Larry Gopnik is not a serious man. He is not important or significant, he is meek and compliant, and his problems are mounting like flapjacks on a platter. When Larry learns that his wife has a lover, he does not kick her out of the house, instead he takes her suggestion and moves into a local motel. When  Larry’s brother mooches off of him and his son steals from him, he does not lay down the law, instead he let’s them get away with it.

Larry turns to his Rabbis to try to make sense of it all, but they just tell him unhelpful stories about dentists and parking lots, and Larry leaves more confused than before. The Jewish context seems to make this film more personal than all of the Coens’ other films. The characters seem true to life and almost biographical. The Coens claim that the characters of the film were not based on real people, but they say that the characters were very similar to people they grew up with.

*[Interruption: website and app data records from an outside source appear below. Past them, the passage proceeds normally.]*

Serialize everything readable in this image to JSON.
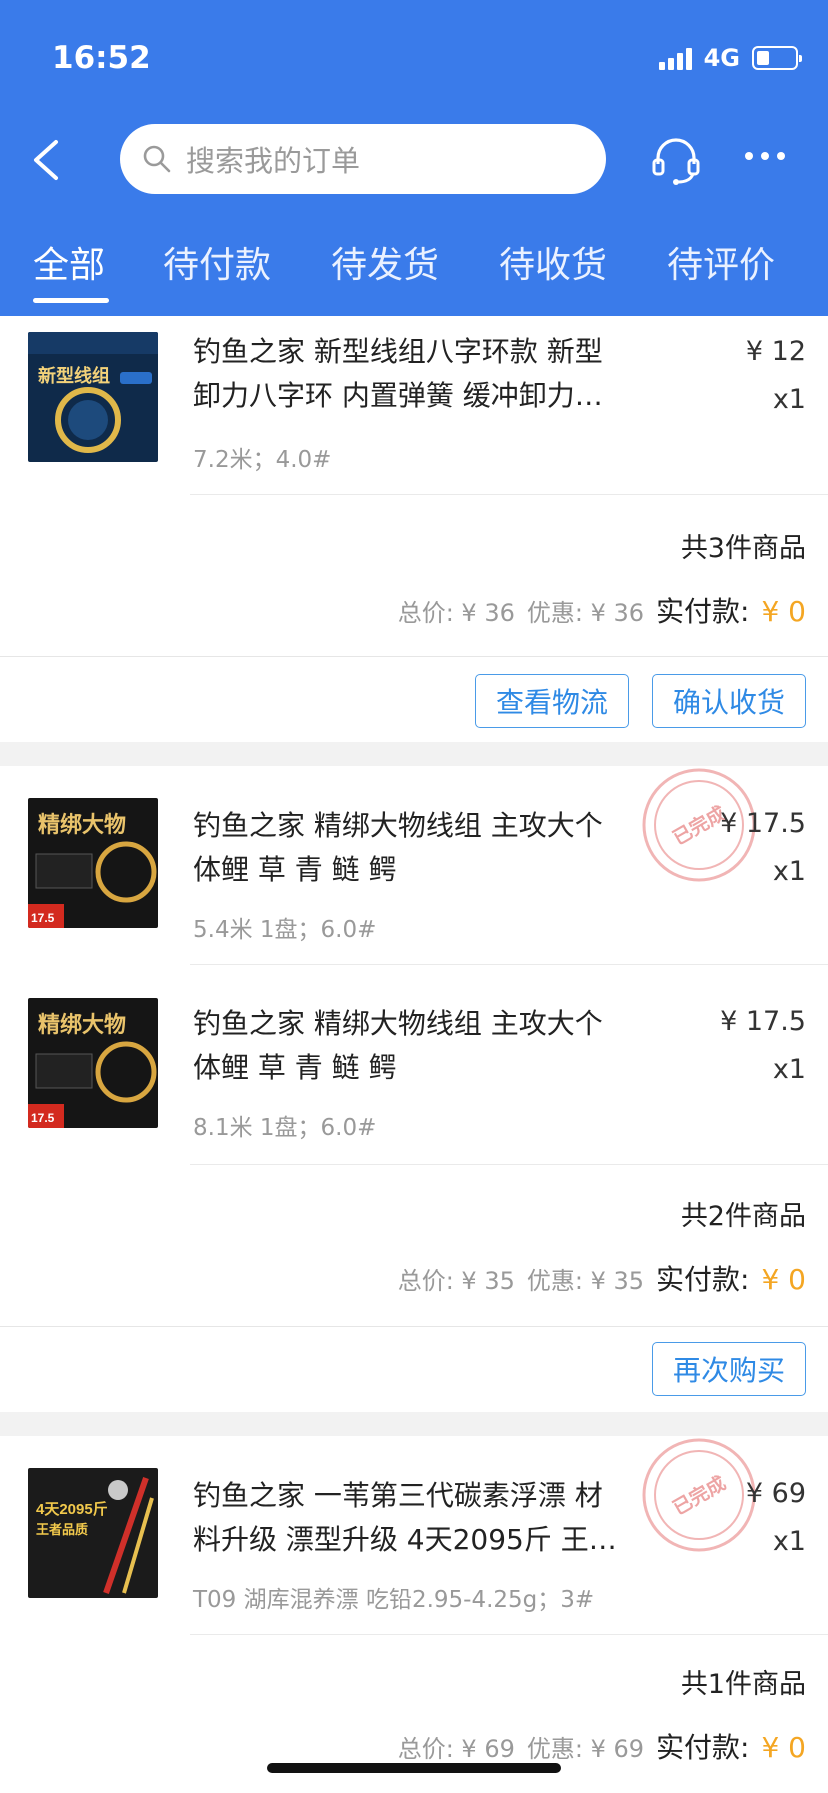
{
  "status": {
    "time": "16:52",
    "network": "4G"
  },
  "search": {
    "placeholder": "搜索我的订单"
  },
  "tabs": [
    "全部",
    "待付款",
    "待发货",
    "待收货",
    "待评价"
  ],
  "colors": {
    "brand": "#3a7bea",
    "accent_price": "#f4a623",
    "button_border": "#4a9be8",
    "stamp": "#e05a5a"
  },
  "orders": [
    {
      "items": [
        {
          "title_line1": "钓鱼之家 新型线组八字环款 新型",
          "title_line2": "卸力八字环  内置弹簧 缓冲卸力…",
          "spec": "7.2米；4.0#",
          "price": "¥ 12",
          "qty": "x1",
          "thumb_text": "新型线组"
        }
      ],
      "count": "共3件商品",
      "total_label": "总价: ¥ 36",
      "discount_label": "优惠: ¥ 36",
      "paid_label": "实付款:",
      "paid_value": "¥ 0",
      "buttons": [
        "查看物流",
        "确认收货"
      ]
    },
    {
      "stamp": "已完成",
      "items": [
        {
          "title_line1": "钓鱼之家 精绑大物线组  主攻大个",
          "title_line2": "体鲤 草 青 鲢 鳄",
          "spec": "5.4米 1盘；6.0#",
          "price": "¥ 17.5",
          "qty": "x1",
          "thumb_text": "精绑大物",
          "thumb_price": "17.5"
        },
        {
          "title_line1": "钓鱼之家 精绑大物线组  主攻大个",
          "title_line2": "体鲤 草 青 鲢 鳄",
          "spec": "8.1米 1盘；6.0#",
          "price": "¥ 17.5",
          "qty": "x1",
          "thumb_text": "精绑大物",
          "thumb_price": "17.5"
        }
      ],
      "count": "共2件商品",
      "total_label": "总价: ¥ 35",
      "discount_label": "优惠: ¥ 35",
      "paid_label": "实付款:",
      "paid_value": "¥ 0",
      "buttons": [
        "再次购买"
      ]
    },
    {
      "stamp": "已完成",
      "items": [
        {
          "title_line1": "钓鱼之家 一苇第三代碳素浮漂 材",
          "title_line2": "料升级 漂型升级 4天2095斤 王…",
          "spec": "T09 湖库混养漂 吃铅2.95-4.25g；3#",
          "price": "¥ 69",
          "qty": "x1",
          "thumb_text_line1": "4天2095斤",
          "thumb_text_line2": "王者品质"
        }
      ],
      "count": "共1件商品",
      "total_label": "总价: ¥ 69",
      "discount_label": "优惠: ¥ 69",
      "paid_label": "实付款:",
      "paid_value": "¥ 0"
    }
  ]
}
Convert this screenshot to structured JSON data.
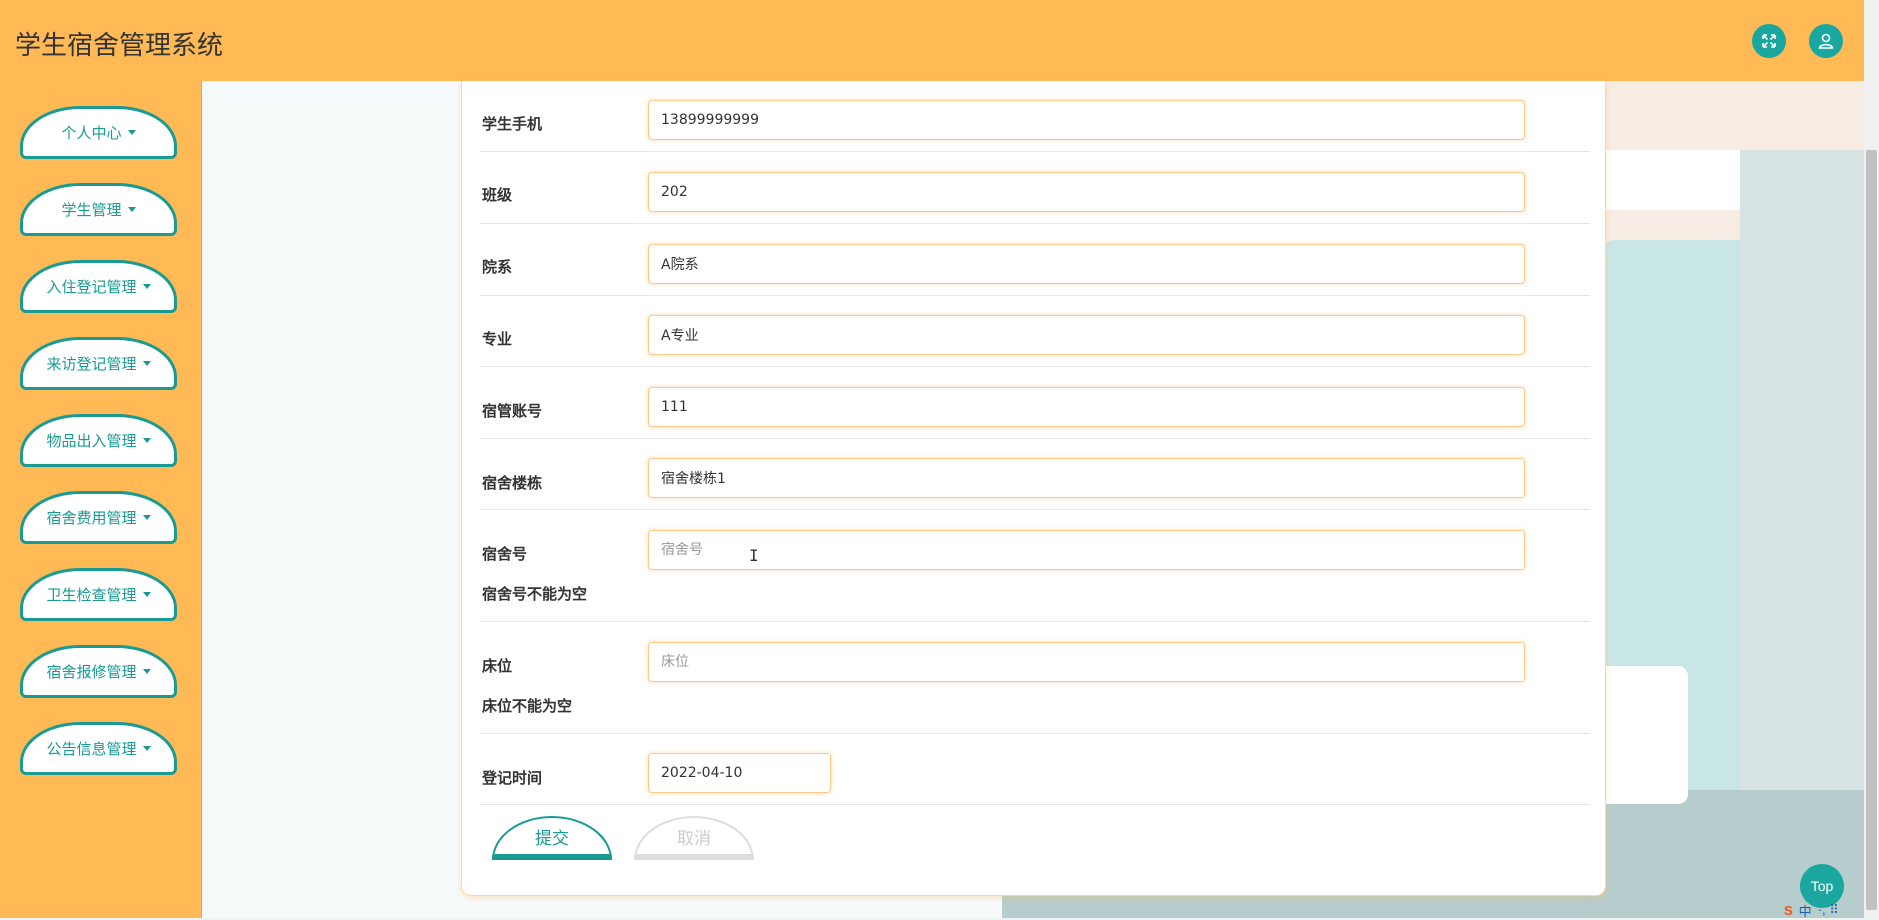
{
  "header": {
    "title": "学生宿舍管理系统"
  },
  "sidebar": {
    "items": [
      {
        "label": "个人中心"
      },
      {
        "label": "学生管理"
      },
      {
        "label": "入住登记管理"
      },
      {
        "label": "来访登记管理"
      },
      {
        "label": "物品出入管理"
      },
      {
        "label": "宿舍费用管理"
      },
      {
        "label": "卫生检查管理"
      },
      {
        "label": "宿舍报修管理"
      },
      {
        "label": "公告信息管理"
      }
    ]
  },
  "form": {
    "phone": {
      "label": "学生手机",
      "value": "13899999999"
    },
    "class": {
      "label": "班级",
      "value": "202"
    },
    "department": {
      "label": "院系",
      "value": "A院系"
    },
    "major": {
      "label": "专业",
      "value": "A专业"
    },
    "manager": {
      "label": "宿管账号",
      "value": "111"
    },
    "building": {
      "label": "宿舍楼栋",
      "value": "宿舍楼栋1"
    },
    "room": {
      "label": "宿舍号",
      "value": "",
      "placeholder": "宿舍号",
      "error": "宿舍号不能为空"
    },
    "bed": {
      "label": "床位",
      "value": "",
      "placeholder": "床位",
      "error": "床位不能为空"
    },
    "date": {
      "label": "登记时间",
      "value": "2022-04-10"
    },
    "submit_label": "提交",
    "cancel_label": "取消"
  },
  "top_button": "Top",
  "ime": {
    "logo": "S",
    "mode": "中",
    "extra": "·, ⠿"
  },
  "colors": {
    "header": "#ffb955",
    "accent": "#199b94"
  },
  "icons": {
    "fullscreen": "fullscreen-icon",
    "user": "user-icon"
  }
}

A Serious Man is not as momentous as the Coens’ trademark films like Fargo or No Country For Old Men, but it is more of a personal film and more lovingly rendered. This film is not entirely satisfying, but in the end, does anyone ever really  get any real answers?

3 fishbones out of 4

Note: In my preview of the A Serious Man trailer, I gave it a 3 out of 4 on the Potential meter. I think the trailer was a good indication of the quality of the actual film.